## Exercise goal
Go through the data below. Pull out every line that has the word "Robots".

## Stored data

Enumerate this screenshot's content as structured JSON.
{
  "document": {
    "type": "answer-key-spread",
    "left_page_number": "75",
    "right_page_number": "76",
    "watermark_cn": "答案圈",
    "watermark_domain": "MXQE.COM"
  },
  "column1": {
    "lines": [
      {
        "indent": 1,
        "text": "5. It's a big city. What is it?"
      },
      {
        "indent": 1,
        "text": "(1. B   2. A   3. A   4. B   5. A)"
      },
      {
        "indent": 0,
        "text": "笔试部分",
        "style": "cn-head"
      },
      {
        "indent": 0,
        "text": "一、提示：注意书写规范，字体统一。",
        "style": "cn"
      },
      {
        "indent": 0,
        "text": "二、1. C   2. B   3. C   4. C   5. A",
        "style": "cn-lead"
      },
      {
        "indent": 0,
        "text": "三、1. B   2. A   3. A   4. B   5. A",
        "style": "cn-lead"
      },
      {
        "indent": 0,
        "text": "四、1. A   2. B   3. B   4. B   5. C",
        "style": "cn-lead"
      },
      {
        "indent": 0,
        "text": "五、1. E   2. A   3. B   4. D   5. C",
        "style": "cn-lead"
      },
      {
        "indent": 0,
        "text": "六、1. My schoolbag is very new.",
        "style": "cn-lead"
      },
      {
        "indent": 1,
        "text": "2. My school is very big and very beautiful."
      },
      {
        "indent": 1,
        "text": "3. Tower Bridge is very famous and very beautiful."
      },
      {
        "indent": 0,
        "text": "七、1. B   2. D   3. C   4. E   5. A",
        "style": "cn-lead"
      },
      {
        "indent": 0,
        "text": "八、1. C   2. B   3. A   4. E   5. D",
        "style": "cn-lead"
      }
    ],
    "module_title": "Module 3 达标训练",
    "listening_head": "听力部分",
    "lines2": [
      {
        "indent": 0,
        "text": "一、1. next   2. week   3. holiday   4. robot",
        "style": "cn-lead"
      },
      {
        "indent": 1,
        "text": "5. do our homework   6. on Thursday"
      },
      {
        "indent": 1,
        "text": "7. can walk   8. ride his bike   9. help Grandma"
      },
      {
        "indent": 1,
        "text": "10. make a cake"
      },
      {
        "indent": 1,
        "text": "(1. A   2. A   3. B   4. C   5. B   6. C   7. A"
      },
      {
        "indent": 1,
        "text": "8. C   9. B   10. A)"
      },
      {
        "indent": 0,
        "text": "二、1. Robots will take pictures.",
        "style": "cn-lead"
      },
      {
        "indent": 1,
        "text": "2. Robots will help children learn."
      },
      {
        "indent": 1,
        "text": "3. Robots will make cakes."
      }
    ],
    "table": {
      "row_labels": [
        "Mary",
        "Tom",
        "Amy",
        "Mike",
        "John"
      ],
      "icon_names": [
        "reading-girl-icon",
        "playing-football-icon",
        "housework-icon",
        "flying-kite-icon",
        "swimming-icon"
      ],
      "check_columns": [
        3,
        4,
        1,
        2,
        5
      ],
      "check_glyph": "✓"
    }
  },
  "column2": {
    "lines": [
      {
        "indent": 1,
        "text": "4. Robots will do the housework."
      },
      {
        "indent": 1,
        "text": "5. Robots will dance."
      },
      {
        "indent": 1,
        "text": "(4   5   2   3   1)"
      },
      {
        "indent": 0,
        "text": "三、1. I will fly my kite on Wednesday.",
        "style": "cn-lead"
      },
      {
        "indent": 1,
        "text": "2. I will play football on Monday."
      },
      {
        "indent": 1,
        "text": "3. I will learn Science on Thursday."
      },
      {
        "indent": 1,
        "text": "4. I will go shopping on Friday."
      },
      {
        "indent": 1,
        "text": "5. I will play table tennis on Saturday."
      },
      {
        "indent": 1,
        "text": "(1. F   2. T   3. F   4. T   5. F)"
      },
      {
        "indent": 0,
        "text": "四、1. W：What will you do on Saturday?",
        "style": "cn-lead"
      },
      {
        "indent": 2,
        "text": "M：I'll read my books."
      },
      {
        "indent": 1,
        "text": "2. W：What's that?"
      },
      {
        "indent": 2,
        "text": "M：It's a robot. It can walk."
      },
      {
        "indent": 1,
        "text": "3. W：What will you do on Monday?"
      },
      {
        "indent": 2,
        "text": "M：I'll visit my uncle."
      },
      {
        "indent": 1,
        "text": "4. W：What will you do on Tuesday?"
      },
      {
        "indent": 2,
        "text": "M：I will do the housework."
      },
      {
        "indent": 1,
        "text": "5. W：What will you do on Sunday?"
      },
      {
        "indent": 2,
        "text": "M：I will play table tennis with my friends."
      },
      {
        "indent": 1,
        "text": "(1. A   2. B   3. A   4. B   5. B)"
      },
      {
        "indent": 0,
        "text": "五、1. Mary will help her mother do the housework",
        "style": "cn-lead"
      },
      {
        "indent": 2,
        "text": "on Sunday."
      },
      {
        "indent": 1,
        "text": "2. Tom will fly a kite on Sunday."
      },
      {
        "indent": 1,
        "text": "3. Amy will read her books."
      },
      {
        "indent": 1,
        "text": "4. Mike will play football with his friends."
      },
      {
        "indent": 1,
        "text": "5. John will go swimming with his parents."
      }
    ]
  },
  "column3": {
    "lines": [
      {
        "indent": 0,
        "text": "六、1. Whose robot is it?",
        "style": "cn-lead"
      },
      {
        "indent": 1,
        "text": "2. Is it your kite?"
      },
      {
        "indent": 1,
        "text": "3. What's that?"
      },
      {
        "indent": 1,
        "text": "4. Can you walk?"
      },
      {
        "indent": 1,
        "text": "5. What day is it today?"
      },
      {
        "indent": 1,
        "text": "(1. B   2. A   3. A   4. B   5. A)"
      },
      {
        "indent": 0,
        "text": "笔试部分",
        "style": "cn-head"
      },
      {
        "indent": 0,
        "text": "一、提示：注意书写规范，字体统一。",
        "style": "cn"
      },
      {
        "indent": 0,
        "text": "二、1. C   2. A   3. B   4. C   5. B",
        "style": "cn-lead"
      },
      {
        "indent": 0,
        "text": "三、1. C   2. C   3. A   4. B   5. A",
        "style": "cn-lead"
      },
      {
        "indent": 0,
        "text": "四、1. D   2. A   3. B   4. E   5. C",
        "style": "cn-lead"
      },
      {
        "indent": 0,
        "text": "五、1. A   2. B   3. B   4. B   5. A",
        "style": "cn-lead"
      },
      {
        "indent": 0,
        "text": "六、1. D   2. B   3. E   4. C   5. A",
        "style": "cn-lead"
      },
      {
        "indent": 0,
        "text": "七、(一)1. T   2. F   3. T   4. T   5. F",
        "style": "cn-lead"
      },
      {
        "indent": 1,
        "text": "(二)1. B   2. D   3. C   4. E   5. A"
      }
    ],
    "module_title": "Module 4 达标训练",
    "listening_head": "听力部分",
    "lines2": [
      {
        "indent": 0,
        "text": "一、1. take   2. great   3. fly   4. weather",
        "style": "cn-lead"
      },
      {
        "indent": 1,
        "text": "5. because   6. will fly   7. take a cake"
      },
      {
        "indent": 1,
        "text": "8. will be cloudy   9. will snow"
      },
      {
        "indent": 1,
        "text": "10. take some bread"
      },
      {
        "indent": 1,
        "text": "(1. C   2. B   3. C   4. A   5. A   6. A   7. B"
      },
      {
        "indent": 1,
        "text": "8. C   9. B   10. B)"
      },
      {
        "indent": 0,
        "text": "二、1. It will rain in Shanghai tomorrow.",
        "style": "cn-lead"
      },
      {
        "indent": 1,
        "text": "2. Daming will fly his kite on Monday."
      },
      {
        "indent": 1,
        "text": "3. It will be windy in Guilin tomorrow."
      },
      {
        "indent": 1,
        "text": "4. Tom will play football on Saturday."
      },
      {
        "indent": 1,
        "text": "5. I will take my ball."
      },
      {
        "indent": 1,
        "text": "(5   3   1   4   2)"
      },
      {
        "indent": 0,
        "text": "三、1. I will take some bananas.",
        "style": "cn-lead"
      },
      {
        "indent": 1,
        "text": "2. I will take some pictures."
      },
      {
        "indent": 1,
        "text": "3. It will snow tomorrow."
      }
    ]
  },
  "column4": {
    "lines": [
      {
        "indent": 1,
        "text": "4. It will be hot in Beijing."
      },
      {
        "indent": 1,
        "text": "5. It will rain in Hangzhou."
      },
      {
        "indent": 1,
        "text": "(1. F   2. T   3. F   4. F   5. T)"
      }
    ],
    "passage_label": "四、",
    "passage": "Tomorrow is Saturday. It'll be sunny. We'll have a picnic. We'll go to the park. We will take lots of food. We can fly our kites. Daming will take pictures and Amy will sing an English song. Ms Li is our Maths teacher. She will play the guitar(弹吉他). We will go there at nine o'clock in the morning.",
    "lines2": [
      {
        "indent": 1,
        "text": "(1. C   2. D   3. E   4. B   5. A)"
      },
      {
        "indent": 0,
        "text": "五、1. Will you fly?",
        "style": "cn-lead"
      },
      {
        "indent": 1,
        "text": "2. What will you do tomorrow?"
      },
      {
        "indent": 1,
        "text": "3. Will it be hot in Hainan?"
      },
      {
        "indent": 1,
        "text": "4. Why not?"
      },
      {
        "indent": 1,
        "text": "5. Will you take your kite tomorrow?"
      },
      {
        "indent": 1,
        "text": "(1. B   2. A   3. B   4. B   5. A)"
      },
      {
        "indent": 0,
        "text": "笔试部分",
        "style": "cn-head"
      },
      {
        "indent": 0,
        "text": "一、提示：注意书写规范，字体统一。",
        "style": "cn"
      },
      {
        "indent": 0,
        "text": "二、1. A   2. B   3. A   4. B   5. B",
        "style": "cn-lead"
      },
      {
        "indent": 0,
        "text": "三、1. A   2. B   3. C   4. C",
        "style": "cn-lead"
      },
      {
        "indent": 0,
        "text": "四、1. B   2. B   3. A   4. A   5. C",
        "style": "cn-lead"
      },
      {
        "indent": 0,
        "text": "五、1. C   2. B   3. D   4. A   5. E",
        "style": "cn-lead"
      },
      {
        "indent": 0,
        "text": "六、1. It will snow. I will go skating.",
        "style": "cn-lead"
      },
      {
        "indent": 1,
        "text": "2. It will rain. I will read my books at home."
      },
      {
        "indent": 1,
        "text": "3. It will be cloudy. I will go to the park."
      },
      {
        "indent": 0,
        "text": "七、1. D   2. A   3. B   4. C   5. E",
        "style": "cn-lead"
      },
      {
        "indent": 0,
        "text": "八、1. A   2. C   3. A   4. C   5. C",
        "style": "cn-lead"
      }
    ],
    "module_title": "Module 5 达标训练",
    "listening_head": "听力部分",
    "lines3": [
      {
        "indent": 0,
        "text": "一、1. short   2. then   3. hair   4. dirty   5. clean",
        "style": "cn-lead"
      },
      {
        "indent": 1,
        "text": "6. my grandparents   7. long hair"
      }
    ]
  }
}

## Your response
        "text": "二、1. Robots will take pictures.",
        "text": "2. Robots will help children learn."
        "text": "3. Robots will make cakes."
        "text": "4. Robots will do the housework."
        "text": "5. Robots will dance."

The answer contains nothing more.